State-backed Hackers in the Netherlands Claim to Decrypt BlackBerry Ltd (BBRY)’s Data


A group of hackers in the Netherlands have claimed to have decrypted data contained in a BlackBerry Ltd (NASDAQ:BBRY)’s device. The group of hackers who belong to the Netherlands Forensic Institute made the damning claims in an email statement. Netherlands Forensic Institute is affiliated to the Dutch police and is relied upon to carry out high-tech operations for the government.

According to Motherboard, these recent developments can be seen within the context of a series of events that have been ongoing in the recent past. Hackers working for the Netherlands Forensic Institute have been repeatedly trying to hack into the security system of BlackBerry, which has been considered as one of most advanced security systems for mobile devices. Earlier, it was claimed that the breaching had already occurred but BlackBerry, in a quick response, dismissed the allegations. However, recent occurrences indicate that the claims by the Netherlands Forensic Institute may be true after all.
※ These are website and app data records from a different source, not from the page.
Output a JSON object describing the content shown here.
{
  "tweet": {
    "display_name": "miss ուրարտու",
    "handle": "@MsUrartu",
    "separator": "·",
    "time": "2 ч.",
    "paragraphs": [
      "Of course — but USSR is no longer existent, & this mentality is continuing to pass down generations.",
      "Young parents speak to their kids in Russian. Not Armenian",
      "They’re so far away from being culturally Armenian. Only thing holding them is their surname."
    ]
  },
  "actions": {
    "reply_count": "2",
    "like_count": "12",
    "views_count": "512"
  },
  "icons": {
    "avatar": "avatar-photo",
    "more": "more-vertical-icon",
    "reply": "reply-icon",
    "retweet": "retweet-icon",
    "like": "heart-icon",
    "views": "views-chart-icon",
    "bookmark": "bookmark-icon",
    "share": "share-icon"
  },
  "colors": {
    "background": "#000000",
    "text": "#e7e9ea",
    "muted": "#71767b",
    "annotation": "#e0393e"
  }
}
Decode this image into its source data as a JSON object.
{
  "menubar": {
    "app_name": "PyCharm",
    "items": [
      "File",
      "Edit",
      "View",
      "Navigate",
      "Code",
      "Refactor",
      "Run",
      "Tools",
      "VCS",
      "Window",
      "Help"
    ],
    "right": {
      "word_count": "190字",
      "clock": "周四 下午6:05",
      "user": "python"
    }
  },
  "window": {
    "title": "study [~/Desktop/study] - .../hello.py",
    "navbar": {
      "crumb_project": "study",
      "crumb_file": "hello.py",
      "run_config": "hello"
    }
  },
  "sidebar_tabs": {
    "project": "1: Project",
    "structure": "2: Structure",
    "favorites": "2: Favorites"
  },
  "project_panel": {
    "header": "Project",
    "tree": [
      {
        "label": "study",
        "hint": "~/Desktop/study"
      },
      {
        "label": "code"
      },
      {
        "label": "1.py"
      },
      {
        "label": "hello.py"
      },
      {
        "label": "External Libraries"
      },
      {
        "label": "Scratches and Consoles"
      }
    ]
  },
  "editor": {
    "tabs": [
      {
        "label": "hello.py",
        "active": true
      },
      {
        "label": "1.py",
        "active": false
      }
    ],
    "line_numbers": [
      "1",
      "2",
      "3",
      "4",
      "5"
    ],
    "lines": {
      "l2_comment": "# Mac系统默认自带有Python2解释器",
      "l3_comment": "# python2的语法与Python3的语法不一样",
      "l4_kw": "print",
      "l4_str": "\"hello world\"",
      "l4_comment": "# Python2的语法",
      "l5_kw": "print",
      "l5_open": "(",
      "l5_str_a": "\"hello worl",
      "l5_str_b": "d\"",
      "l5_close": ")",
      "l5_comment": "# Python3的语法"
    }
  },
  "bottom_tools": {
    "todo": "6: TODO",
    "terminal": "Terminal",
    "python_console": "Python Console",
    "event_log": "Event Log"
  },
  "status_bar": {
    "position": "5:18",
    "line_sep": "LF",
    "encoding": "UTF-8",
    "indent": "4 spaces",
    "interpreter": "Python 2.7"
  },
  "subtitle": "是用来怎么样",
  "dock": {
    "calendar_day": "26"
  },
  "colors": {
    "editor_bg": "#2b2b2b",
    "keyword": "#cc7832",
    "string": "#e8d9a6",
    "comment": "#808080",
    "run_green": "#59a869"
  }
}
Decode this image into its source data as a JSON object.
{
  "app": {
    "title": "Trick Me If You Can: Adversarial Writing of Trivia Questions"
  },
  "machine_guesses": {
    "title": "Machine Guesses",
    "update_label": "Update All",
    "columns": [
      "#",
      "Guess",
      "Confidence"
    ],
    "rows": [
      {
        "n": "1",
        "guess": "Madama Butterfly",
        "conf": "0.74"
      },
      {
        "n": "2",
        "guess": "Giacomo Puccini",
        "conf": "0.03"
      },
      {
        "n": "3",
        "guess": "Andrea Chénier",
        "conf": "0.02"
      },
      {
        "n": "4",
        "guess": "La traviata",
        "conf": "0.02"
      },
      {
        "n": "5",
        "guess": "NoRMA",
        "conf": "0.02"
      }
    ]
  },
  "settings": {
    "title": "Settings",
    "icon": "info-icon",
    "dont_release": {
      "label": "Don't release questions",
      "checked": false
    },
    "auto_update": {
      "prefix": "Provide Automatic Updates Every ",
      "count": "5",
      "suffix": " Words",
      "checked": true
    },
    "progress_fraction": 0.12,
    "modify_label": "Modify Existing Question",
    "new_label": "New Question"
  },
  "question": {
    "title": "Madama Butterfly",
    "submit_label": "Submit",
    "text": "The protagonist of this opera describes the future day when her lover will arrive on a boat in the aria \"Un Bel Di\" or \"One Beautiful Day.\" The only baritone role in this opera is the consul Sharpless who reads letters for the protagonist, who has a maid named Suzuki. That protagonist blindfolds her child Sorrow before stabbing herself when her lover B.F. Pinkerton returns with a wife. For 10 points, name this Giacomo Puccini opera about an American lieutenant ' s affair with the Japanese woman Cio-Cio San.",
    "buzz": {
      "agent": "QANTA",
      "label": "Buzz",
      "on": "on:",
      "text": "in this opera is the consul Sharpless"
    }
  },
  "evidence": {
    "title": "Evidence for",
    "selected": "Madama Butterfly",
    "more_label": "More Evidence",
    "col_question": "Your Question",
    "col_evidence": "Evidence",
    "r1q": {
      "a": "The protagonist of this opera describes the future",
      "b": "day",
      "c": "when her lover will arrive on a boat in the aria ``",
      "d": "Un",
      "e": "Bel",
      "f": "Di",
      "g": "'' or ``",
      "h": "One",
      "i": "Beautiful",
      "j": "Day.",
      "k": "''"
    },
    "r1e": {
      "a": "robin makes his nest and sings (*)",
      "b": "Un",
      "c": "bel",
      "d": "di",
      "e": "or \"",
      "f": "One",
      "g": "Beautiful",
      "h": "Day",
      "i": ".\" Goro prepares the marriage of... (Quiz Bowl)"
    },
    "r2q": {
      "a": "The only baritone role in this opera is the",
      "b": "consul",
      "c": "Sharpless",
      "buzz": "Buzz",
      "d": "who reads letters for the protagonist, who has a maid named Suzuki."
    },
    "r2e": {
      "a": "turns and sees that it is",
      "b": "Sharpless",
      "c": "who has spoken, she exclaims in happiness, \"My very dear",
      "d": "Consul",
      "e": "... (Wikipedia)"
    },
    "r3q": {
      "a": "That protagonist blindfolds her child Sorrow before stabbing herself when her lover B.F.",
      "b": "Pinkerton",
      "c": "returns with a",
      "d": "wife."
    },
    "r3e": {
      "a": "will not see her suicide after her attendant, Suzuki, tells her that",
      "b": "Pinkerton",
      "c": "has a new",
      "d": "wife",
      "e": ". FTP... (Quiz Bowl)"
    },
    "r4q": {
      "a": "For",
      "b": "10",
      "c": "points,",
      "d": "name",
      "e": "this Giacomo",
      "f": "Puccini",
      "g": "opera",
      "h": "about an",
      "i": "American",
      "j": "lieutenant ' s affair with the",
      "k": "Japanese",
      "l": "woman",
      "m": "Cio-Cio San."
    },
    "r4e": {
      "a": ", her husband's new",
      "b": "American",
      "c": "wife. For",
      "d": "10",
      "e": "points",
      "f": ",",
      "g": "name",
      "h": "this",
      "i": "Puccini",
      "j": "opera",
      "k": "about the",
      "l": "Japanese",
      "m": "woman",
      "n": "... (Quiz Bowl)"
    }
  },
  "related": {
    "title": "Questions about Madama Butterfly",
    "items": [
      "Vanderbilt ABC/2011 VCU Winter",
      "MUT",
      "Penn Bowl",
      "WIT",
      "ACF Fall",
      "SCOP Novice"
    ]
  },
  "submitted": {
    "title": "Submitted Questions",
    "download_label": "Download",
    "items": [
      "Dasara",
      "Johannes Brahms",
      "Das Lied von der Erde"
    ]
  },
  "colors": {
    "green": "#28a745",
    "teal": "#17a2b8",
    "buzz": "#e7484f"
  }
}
For years, BlackBerry has based its marketing on the privacy features that are installed in its device. It claims that the BlackBerry has been specially designed to guarantee users of their privacy. This, the company claims, has been made possible by the use of highly advanced security features that make it impossible for third parties to access the data.

The logic behind this is simple. Data, in the form of emails, messages and others, which is sent by an individual on a BlackBerry, is first encrypted. The encryption process changes the data into a complex and gnomic form that does not make sense at all to the naked eye. The encrypted data is then sent over to the recipient in this form. It is when the data reaches the recipient that it is decrypted to its original form, allowing the intended user to get the actual information that was sent. This makes it impossible for third-party individuals to glean at what users of BlackBerry are sending to each other.

To do this, BlackBerry uses the Phantom Secure system. However, since the Netherlands Forensic Institute claimed to have managed to retrieve over 300 emails from a BlackBerry device and decrypted well over 200 emails to lay bare what the users of the devices were saying to each other, BlackBerry and Phantom Secure have remained completely quiet.

Interestingly, the action of the Netherlands Forensic Institute raises a lot of ethical questions. Most importantly, one wonders where the line between public interests and infringement of individual privacy rights lies. Greg Aligiannis, an expert in internet security, is of the opinion that the action not only contravened the privacy laws of BlackBerry users, but also is likely to elicit a public outcry, given the fact that it was carried out by individuals who are backed by the government.